The goal is always the same: make the most of what is called a patient’s “golden hour”–the window of time the staff has to make a difference and save a life.

After the chaos in Boston, many Hoosiers wonder if area medical responders are ready for such a catastrophic event.

Their answer?

“Absolutely,” said trauma surgeon Jamie Coleman, who gave Fox 59 an inside look at IU Health’s Level I Trauma Center.

“Pretty much every day of my life is somebody else’s worst day of their lives,” said Coleman.

When the worst happens, Coleman said it all starts in one of two acute beds. Patients in the worst shape are brought here first.

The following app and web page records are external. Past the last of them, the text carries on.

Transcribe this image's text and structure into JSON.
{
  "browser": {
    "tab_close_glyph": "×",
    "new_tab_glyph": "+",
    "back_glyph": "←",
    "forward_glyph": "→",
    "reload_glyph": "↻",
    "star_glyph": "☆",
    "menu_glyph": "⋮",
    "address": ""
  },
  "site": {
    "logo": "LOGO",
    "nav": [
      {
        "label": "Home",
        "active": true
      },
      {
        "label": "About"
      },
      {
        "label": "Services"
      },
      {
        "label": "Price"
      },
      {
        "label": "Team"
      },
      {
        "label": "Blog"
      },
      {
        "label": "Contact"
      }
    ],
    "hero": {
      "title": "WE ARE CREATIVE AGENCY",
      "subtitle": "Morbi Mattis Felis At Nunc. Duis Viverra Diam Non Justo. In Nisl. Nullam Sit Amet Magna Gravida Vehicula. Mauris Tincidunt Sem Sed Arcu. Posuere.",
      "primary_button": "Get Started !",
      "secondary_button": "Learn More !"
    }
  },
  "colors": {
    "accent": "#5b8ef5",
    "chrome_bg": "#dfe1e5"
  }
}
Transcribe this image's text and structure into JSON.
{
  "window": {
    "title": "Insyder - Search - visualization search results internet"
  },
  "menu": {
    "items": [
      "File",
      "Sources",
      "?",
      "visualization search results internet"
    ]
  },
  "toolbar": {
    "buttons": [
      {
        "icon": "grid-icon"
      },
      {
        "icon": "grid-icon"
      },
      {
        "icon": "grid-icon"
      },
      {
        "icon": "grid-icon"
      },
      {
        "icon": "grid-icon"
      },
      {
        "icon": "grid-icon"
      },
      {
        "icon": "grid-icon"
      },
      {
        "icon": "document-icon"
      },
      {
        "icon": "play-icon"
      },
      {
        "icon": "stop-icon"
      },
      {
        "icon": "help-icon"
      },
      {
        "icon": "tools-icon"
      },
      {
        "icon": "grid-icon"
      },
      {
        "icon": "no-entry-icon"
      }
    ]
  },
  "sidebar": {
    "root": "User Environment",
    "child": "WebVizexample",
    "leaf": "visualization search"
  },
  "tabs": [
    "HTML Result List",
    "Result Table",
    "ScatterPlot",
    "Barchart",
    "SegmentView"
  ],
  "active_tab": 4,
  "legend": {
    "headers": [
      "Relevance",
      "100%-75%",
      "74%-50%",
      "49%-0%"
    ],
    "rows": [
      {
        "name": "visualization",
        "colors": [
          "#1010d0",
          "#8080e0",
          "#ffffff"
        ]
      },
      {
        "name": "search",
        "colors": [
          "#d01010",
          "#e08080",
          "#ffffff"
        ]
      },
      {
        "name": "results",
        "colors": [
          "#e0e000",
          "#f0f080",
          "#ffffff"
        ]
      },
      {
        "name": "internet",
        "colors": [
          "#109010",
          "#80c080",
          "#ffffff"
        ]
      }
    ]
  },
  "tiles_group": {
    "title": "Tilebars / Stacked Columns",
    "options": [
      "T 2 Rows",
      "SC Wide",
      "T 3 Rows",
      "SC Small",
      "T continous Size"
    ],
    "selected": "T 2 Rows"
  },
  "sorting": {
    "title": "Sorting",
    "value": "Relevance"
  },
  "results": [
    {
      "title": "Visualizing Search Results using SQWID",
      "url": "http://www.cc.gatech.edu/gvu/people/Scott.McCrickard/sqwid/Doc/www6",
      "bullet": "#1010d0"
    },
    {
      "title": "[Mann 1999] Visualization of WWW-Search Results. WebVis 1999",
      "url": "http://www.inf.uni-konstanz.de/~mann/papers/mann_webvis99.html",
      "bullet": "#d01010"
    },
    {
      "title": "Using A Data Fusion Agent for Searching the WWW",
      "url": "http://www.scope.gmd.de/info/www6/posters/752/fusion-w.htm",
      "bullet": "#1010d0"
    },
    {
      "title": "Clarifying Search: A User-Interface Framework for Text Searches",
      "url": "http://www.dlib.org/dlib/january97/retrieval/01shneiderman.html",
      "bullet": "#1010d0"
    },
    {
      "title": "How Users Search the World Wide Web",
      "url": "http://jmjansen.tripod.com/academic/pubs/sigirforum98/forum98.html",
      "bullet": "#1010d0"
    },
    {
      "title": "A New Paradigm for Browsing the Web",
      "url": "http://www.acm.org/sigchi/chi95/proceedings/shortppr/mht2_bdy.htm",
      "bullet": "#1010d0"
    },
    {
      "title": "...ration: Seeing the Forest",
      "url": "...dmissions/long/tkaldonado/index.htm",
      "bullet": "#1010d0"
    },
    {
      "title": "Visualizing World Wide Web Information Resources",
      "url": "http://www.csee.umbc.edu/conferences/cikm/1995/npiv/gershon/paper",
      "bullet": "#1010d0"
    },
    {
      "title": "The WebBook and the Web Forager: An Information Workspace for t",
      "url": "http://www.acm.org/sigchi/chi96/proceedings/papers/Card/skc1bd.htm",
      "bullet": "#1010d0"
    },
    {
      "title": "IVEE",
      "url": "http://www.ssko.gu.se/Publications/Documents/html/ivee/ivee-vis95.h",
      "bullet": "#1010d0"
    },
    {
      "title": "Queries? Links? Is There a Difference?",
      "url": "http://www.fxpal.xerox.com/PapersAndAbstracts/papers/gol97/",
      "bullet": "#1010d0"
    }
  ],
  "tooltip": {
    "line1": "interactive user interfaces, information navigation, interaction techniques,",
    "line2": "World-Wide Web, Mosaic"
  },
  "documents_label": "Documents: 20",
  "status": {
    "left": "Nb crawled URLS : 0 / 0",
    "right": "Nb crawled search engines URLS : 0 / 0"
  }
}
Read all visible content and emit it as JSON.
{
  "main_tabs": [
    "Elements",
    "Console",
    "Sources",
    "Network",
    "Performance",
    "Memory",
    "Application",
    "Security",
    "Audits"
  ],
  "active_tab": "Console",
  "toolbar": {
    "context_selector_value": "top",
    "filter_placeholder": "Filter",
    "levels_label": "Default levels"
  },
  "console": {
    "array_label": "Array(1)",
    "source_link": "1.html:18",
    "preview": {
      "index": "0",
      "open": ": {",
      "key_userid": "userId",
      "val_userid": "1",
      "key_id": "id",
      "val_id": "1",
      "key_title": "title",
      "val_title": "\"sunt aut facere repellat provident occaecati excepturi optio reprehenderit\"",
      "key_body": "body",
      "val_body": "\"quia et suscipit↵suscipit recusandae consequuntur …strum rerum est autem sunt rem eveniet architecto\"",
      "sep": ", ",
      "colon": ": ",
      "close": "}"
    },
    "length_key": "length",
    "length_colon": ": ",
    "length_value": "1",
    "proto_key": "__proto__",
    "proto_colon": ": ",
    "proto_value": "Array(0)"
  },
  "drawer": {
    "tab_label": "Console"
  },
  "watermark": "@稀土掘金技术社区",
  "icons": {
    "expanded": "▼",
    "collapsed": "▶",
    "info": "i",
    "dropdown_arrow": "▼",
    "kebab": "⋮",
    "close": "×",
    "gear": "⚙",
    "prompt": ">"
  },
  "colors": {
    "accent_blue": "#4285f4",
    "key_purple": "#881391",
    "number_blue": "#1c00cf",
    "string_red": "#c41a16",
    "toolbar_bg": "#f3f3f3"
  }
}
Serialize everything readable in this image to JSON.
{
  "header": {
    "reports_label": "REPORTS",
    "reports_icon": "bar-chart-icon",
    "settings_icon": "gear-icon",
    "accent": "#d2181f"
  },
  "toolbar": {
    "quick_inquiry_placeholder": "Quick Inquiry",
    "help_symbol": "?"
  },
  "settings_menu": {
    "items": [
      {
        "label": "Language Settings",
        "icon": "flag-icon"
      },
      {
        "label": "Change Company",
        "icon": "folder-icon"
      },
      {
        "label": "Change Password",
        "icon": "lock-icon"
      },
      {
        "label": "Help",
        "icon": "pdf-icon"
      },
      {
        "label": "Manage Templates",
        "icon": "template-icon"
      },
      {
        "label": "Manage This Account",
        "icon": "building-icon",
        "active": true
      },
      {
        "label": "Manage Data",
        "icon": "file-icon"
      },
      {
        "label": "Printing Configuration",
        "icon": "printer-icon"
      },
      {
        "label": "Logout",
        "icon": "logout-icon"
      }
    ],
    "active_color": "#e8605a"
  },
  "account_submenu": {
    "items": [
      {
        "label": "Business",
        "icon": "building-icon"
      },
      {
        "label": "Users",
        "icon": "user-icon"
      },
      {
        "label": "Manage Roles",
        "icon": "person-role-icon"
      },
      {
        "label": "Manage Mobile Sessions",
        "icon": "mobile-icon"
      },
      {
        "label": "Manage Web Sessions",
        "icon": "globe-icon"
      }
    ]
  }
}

“So, if a patient has a traumatic amputation, or they are bleeding and they need open cardiac massage, we can do that here in this room,” said Coleman.

From there, some patients are wheeled right into intensive care. Others go in for surgery.

“If they need to go into the operating room, this is where they go,” said Coleman. “It is literally that quick and that close.”

An ambulance with one patient at a time is one thing, but what about a disaster in which every second counts? As part of their training, Coleman said trauma center personnel try to beat the clock.

“We, a lot of times, time ourselves in the emergency department,” said Coleman. “Even if it is not an ‘emergency,’ even if I do not have six or seven patients back-to-back, we definitely go back and say, ‘We spent 20 minutes in our trauma bay, how can we improve that?'”

No one wants what happened on the streets of Boston to play out in Indianapolis. But if it does, Coleman said the trauma center is ready.

“If we can get them through the worst part of their lives, with our knowledge, with our medical care, if we can get them through that, I feel like we can get our patients through anything,” said Coleman.